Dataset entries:
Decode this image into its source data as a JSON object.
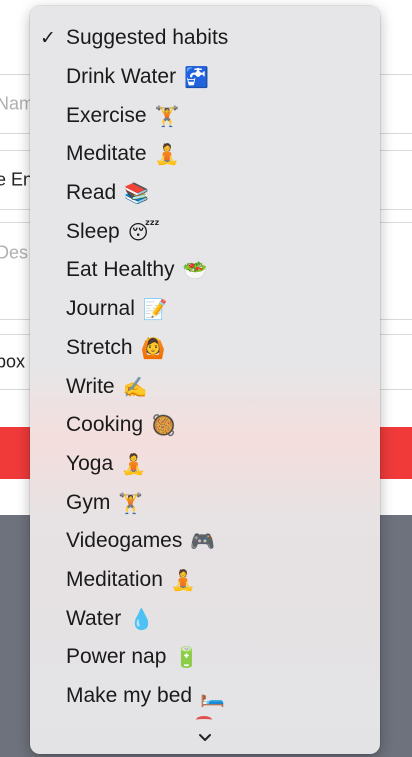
{
  "background_form": {
    "fields": [
      {
        "text": "Nam",
        "kind": "placeholder"
      },
      {
        "text": "e En",
        "kind": "value"
      },
      {
        "text": "Des",
        "kind": "placeholder"
      },
      {
        "text": "box",
        "kind": "value"
      }
    ]
  },
  "dropdown": {
    "check_glyph": "✓",
    "items": [
      {
        "label": "Suggested habits",
        "emoji": "",
        "selected": true
      },
      {
        "label": "Drink Water",
        "emoji": "🚰",
        "selected": false
      },
      {
        "label": "Exercise",
        "emoji": "🏋️",
        "selected": false
      },
      {
        "label": "Meditate",
        "emoji": "🧘",
        "selected": false
      },
      {
        "label": "Read",
        "emoji": "📚",
        "selected": false
      },
      {
        "label": "Sleep",
        "emoji": "😴",
        "selected": false
      },
      {
        "label": "Eat Healthy",
        "emoji": "🥗",
        "selected": false
      },
      {
        "label": "Journal",
        "emoji": "📝",
        "selected": false
      },
      {
        "label": "Stretch",
        "emoji": "🙆",
        "selected": false
      },
      {
        "label": "Write",
        "emoji": "✍️",
        "selected": false
      },
      {
        "label": "Cooking",
        "emoji": "🥘",
        "selected": false
      },
      {
        "label": "Yoga",
        "emoji": "🧘",
        "selected": false
      },
      {
        "label": "Gym",
        "emoji": "🏋️",
        "selected": false
      },
      {
        "label": "Videogames",
        "emoji": "🎮",
        "selected": false
      },
      {
        "label": "Meditation",
        "emoji": "🧘",
        "selected": false
      },
      {
        "label": "Water",
        "emoji": "💧",
        "selected": false
      },
      {
        "label": "Power nap",
        "emoji": "🔋",
        "selected": false
      },
      {
        "label": "Make my bed",
        "emoji": "🛏️",
        "selected": false
      }
    ],
    "scroll_down_icon": "chevron-down-icon"
  },
  "colors": {
    "submit_button_red": "#f03a3a",
    "backdrop_gray": "#6e727c",
    "menu_background": "#e6e6e8"
  }
}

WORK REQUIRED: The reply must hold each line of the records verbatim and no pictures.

ANSWER:
Decode this image into its source data as a JSON object.
{
  "background_form": {
    "fields": [
      {
        "text": "Nam",
        "kind": "placeholder"
      },
      {
        "text": "e En",
        "kind": "value"
      },
      {
        "text": "Des",
        "kind": "placeholder"
      },
      {
        "text": "box",
        "kind": "value"
      }
    ]
  },
  "dropdown": {
    "check_glyph": "✓",
    "items": [
      {
        "label": "Suggested habits",
        "emoji": "",
        "selected": true
      },
      {
        "label": "Drink Water",
        "emoji": "🚰",
        "selected": false
      },
      {
        "label": "Exercise",
        "emoji": "🏋️",
        "selected": false
      },
      {
        "label": "Meditate",
        "emoji": "🧘",
        "selected": false
      },
      {
        "label": "Read",
        "emoji": "📚",
        "selected": false
      },
      {
        "label": "Sleep",
        "emoji": "😴",
        "selected": false
      },
      {
        "label": "Eat Healthy",
        "emoji": "🥗",
        "selected": false
      },
      {
        "label": "Journal",
        "emoji": "📝",
        "selected": false
      },
      {
        "label": "Stretch",
        "emoji": "🙆",
        "selected": false
      },
      {
        "label": "Write",
        "emoji": "✍️",
        "selected": false
      },
      {
        "label": "Cooking",
        "emoji": "🥘",
        "selected": false
      },
      {
        "label": "Yoga",
        "emoji": "🧘",
        "selected": false
      },
      {
        "label": "Gym",
        "emoji": "🏋️",
        "selected": false
      },
      {
        "label": "Videogames",
        "emoji": "🎮",
        "selected": false
      },
      {
        "label": "Meditation",
        "emoji": "🧘",
        "selected": false
      },
      {
        "label": "Water",
        "emoji": "💧",
        "selected": false
      },
      {
        "label": "Power nap",
        "emoji": "🔋",
        "selected": false
      },
      {
        "label": "Make my bed",
        "emoji": "🛏️",
        "selected": false
      }
    ],
    "scroll_down_icon": "chevron-down-icon"
  },
  "colors": {
    "submit_button_red": "#f03a3a",
    "backdrop_gray": "#6e727c",
    "menu_background": "#e6e6e8"
  }
}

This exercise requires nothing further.